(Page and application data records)
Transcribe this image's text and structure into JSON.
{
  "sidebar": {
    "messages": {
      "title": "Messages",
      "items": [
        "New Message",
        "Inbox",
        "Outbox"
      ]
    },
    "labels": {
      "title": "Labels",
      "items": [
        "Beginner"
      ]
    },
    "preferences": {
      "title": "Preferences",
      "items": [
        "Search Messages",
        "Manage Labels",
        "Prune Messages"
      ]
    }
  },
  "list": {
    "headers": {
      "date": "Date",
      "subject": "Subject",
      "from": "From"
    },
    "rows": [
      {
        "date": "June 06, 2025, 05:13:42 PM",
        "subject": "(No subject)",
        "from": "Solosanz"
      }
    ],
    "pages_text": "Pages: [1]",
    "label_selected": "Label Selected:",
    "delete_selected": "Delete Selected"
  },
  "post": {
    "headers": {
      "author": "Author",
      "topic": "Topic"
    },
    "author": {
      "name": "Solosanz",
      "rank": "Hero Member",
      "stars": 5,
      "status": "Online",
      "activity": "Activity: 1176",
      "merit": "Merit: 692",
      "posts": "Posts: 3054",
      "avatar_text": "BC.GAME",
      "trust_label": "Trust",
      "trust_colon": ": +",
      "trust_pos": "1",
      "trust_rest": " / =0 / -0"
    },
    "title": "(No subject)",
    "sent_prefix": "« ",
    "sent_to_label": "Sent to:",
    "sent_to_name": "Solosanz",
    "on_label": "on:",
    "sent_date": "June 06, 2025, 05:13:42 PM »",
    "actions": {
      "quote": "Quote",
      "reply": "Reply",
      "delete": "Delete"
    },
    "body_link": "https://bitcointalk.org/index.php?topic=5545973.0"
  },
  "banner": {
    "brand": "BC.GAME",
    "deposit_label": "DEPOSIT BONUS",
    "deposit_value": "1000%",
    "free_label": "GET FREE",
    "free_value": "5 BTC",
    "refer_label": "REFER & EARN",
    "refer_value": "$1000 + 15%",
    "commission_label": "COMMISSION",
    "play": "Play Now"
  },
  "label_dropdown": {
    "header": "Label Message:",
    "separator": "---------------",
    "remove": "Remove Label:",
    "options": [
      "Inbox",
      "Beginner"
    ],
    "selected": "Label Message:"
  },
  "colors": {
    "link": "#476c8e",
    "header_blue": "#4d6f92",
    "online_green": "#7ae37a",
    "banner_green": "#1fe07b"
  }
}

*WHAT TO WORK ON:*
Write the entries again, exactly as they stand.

*RESPONSE:*
Transcribe this image's text and structure into JSON.
{
  "sidebar": {
    "messages": {
      "title": "Messages",
      "items": [
        "New Message",
        "Inbox",
        "Outbox"
      ]
    },
    "labels": {
      "title": "Labels",
      "items": [
        "Beginner"
      ]
    },
    "preferences": {
      "title": "Preferences",
      "items": [
        "Search Messages",
        "Manage Labels",
        "Prune Messages"
      ]
    }
  },
  "list": {
    "headers": {
      "date": "Date",
      "subject": "Subject",
      "from": "From"
    },
    "rows": [
      {
        "date": "June 06, 2025, 05:13:42 PM",
        "subject": "(No subject)",
        "from": "Solosanz"
      }
    ],
    "pages_text": "Pages: [1]",
    "label_selected": "Label Selected:",
    "delete_selected": "Delete Selected"
  },
  "post": {
    "headers": {
      "author": "Author",
      "topic": "Topic"
    },
    "author": {
      "name": "Solosanz",
      "rank": "Hero Member",
      "stars": 5,
      "status": "Online",
      "activity": "Activity: 1176",
      "merit": "Merit: 692",
      "posts": "Posts: 3054",
      "avatar_text": "BC.GAME",
      "trust_label": "Trust",
      "trust_colon": ": +",
      "trust_pos": "1",
      "trust_rest": " / =0 / -0"
    },
    "title": "(No subject)",
    "sent_prefix": "« ",
    "sent_to_label": "Sent to:",
    "sent_to_name": "Solosanz",
    "on_label": "on:",
    "sent_date": "June 06, 2025, 05:13:42 PM »",
    "actions": {
      "quote": "Quote",
      "reply": "Reply",
      "delete": "Delete"
    },
    "body_link": "https://bitcointalk.org/index.php?topic=5545973.0"
  },
  "banner": {
    "brand": "BC.GAME",
    "deposit_label": "DEPOSIT BONUS",
    "deposit_value": "1000%",
    "free_label": "GET FREE",
    "free_value": "5 BTC",
    "refer_label": "REFER & EARN",
    "refer_value": "$1000 + 15%",
    "commission_label": "COMMISSION",
    "play": "Play Now"
  },
  "label_dropdown": {
    "header": "Label Message:",
    "separator": "---------------",
    "remove": "Remove Label:",
    "options": [
      "Inbox",
      "Beginner"
    ],
    "selected": "Label Message:"
  },
  "colors": {
    "link": "#476c8e",
    "header_blue": "#4d6f92",
    "online_green": "#7ae37a",
    "banner_green": "#1fe07b"
  }
}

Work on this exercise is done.